There is something about competitive sports that I really enjoy. Yesterday, while watching the beginning of the ACC championship game, I actually got emotional. (Someone is making a few amazing commercials.) The drive, the determination, the hard work, the absolute strength that those athletes show is absolutely amazing. I still remember a few years ago watching the Boston Celtics play the Miami Heat when Rondo dislocated his elbow. He kept playing and continued to put forth his absolute best, 100%. There is something indescribable about watching an athlete (or anyone else for that matter) give it their all. It warms my heart.
Today during hot yoga, I had a revelation. I finally realized that what I thought was the genuine quality of competitiveness, is actually the flaw of comparison. I made a point to place my mat in the front corner right next to the heat vents. I didn’t want to be distracted by looking at how much better someone else was than me, or how much better I was than someone else. However, when I found myself looking to see if anyone else had a better dancer pose than me, I finally started to see my problem. Then when the instructor said we could come out of camel pose whenever we were ready and my initial thought was I want to be the last one coming out of camel pose, I came to understand that this is a serious problem. Really Tracie? Why are you competing/comparing yourself with the sweaty stranger across the room who you don’t even know? Why are you getting your value from how much better (or worse) you are than someone else? Shouldn’t it be more like you held camel pose for as long as you could today and that’s all that matters?

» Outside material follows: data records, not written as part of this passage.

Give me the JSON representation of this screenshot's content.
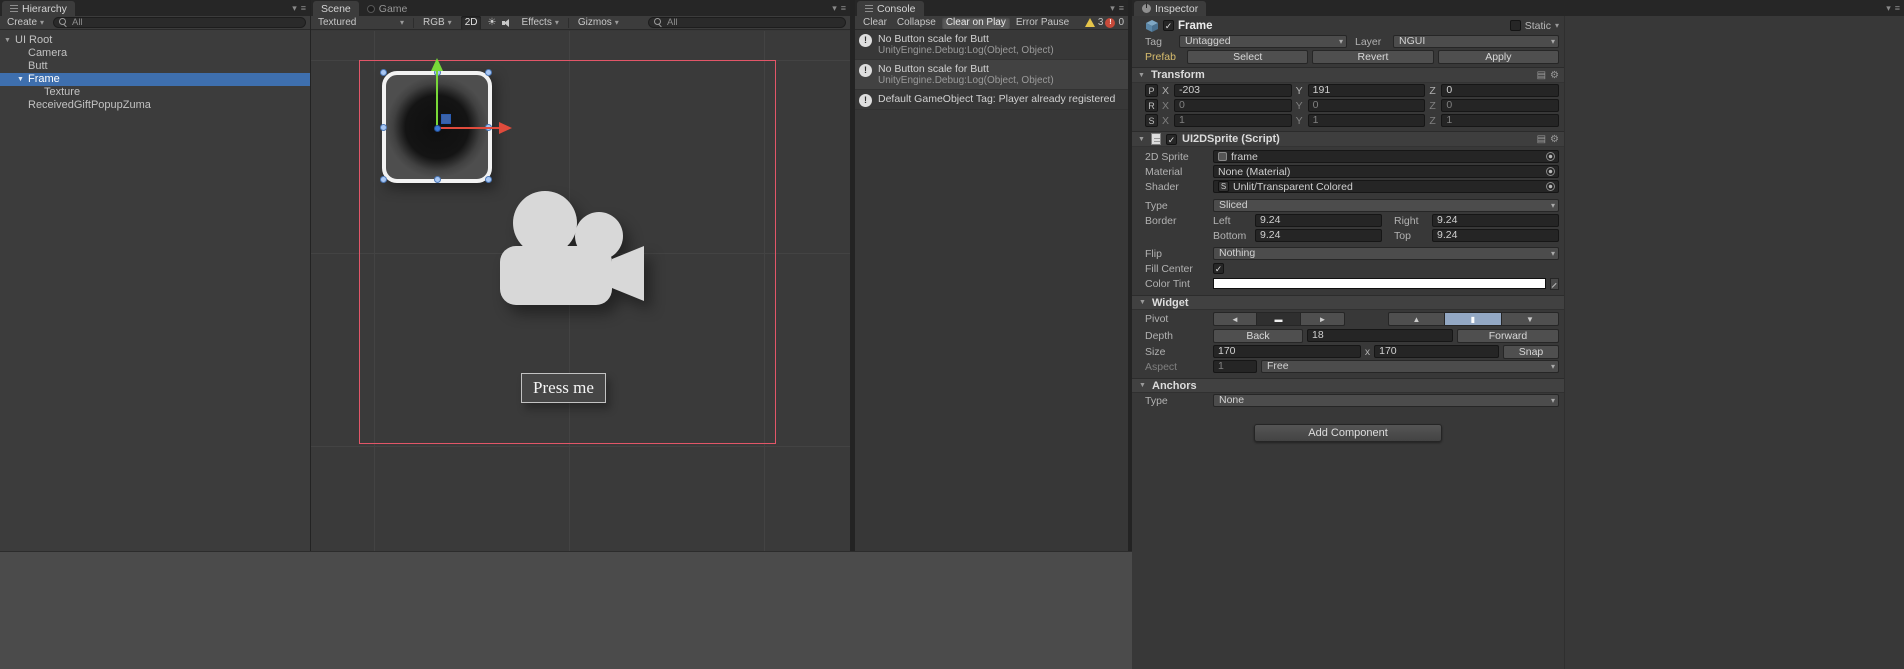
{
  "colors": {
    "selection_blue": "#3e6fae",
    "prefab_label": "#d8bd6e",
    "widget_outline_pink": "#e25668",
    "gizmo_green": "#79d838",
    "gizmo_red": "#e04b3c",
    "gizmo_blue": "#3b79d9",
    "color_tint_swatch": "#ffffff"
  },
  "icons": {
    "foldout_open": "▼",
    "dropdown": "▾",
    "check": "✓",
    "menu": "≡",
    "gear": "⚙",
    "book": "▤",
    "sun": "☀",
    "pivot_left": "◄",
    "pivot_hbar": "▬",
    "pivot_right": "►",
    "pivot_up": "▲",
    "pivot_vbar": "▮",
    "pivot_down": "▼"
  },
  "hierarchy": {
    "tab": "Hierarchy",
    "create_label": "Create",
    "search_filter": "All",
    "items": [
      {
        "label": "UI Root"
      },
      {
        "label": "Camera"
      },
      {
        "label": "Butt"
      },
      {
        "label": "Frame"
      },
      {
        "label": "Texture"
      },
      {
        "label": "ReceivedGiftPopupZuma"
      }
    ]
  },
  "scene": {
    "tab_scene": "Scene",
    "tab_game": "Game",
    "shading": "Textured",
    "color_mode": "RGB",
    "mode_2d": "2D",
    "effects": "Effects",
    "gizmos": "Gizmos",
    "search_filter": "All",
    "button_label": "Press me"
  },
  "console": {
    "tab": "Console",
    "clear": "Clear",
    "collapse": "Collapse",
    "clear_on_play": "Clear on Play",
    "error_pause": "Error Pause",
    "warning_count": "3",
    "error_count": "0",
    "entries": [
      {
        "message": "No Button scale for Butt",
        "trace": "UnityEngine.Debug:Log(Object, Object)"
      },
      {
        "message": "No Button scale for Butt",
        "trace": "UnityEngine.Debug:Log(Object, Object)"
      },
      {
        "message": "Default GameObject Tag: Player already registered",
        "trace": ""
      }
    ]
  },
  "inspector": {
    "tab": "Inspector",
    "name": "Frame",
    "static_label": "Static",
    "tag_label": "Tag",
    "tag_value": "Untagged",
    "layer_label": "Layer",
    "layer_value": "NGUI",
    "prefab_label": "Prefab",
    "prefab_select": "Select",
    "prefab_revert": "Revert",
    "prefab_apply": "Apply",
    "transform": {
      "title": "Transform",
      "axes": {
        "x": "X",
        "y": "Y",
        "z": "Z"
      },
      "rows": [
        {
          "key": "P",
          "x": "-203",
          "y": "191",
          "z": "0"
        },
        {
          "key": "R",
          "x": "0",
          "y": "0",
          "z": "0"
        },
        {
          "key": "S",
          "x": "1",
          "y": "1",
          "z": "1"
        }
      ]
    },
    "sprite": {
      "title": "UI2DSprite (Script)",
      "sprite_label": "2D Sprite",
      "sprite_value": "frame",
      "material_label": "Material",
      "material_value": "None (Material)",
      "shader_label": "Shader",
      "shader_badge": "S",
      "shader_value": "Unlit/Transparent Colored",
      "type_label": "Type",
      "type_value": "Sliced",
      "border_label": "Border",
      "border_left_label": "Left",
      "border_left": "9.24",
      "border_right_label": "Right",
      "border_right": "9.24",
      "border_bottom_label": "Bottom",
      "border_bottom": "9.24",
      "border_top_label": "Top",
      "border_top": "9.24",
      "flip_label": "Flip",
      "flip_value": "Nothing",
      "fill_center_label": "Fill Center",
      "color_tint_label": "Color Tint"
    },
    "widget": {
      "title": "Widget",
      "pivot_label": "Pivot",
      "depth_label": "Depth",
      "back_label": "Back",
      "depth_value": "18",
      "forward_label": "Forward",
      "size_label": "Size",
      "size_width": "170",
      "size_sep": "x",
      "size_height": "170",
      "snap_label": "Snap",
      "aspect_label": "Aspect",
      "aspect_value": "1",
      "aspect_mode": "Free"
    },
    "anchors": {
      "title": "Anchors",
      "type_label": "Type",
      "type_value": "None"
    },
    "add_component": "Add Component"
  }
}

Over our delicious paleo dinner tonight, I shared my thoughts with Mario. I then came to realize a few more things… I have a fabulous older sister who I love dearly. She is one of my best friends and she is one of the most giving people I know. Growing up, however, I always followed in her footsteps and did all of the same things she did. I took a lot of the same AP/Honors classes, took the same dance classes, was a member of the same dance team, etc. I was pretty decent at all of those things, but I was never as good my sister. I’m 99.9% sure I spent my childhood years comparing myself to her accomplishments. On the flip side, I loved to play basketball, rollerblade, play tennis (or at least act like I could), go hiking, ride my bike, or anything else that required being outdoors. (I have no doubt in my mind that my poor neighbor hated when I called her every single day to come out and play.) I never followed through (as a younger Tracie) with the things that excited me the most and therefore, I don’t think I’ve ever really understood what I do well, other than by comparing myself to others.
I know I’m a good runner but I compare my times with the other local 29 year olds. I know I’m good at yoga (thanks to all those years of dance), but I’m often times too busy comparing myself to someone else to appreciate the fact I’m trying my hardest in that 100 degree room. Whenever I get beside anybody on any cardio machine at the gym, my goal is always to go faster and harder. I get my value by comparison. Not good.
My point is that perhaps I have done well with my running because I want to be near the local fast runners. But if I can just let go of comparing myself to them, maybe I’ll be able to find my best and not my best in comparison to… I need to give it my all and not just enough to be better than someone else. As Mario reminded me tonight – coaches always tell their athletes to give it 100%. It doesn’t matter the outcome. It matters that they give it 100%. Recognize your flaws and improve upon them. I mean isn’t that what Michael Jordan did?
Happy Trails and Happy Running,
Recovery Update: I’m reading Chrissie Wellington’s book and it’s keeping me happy and focused. Hot yoga is helping with that too. 🙂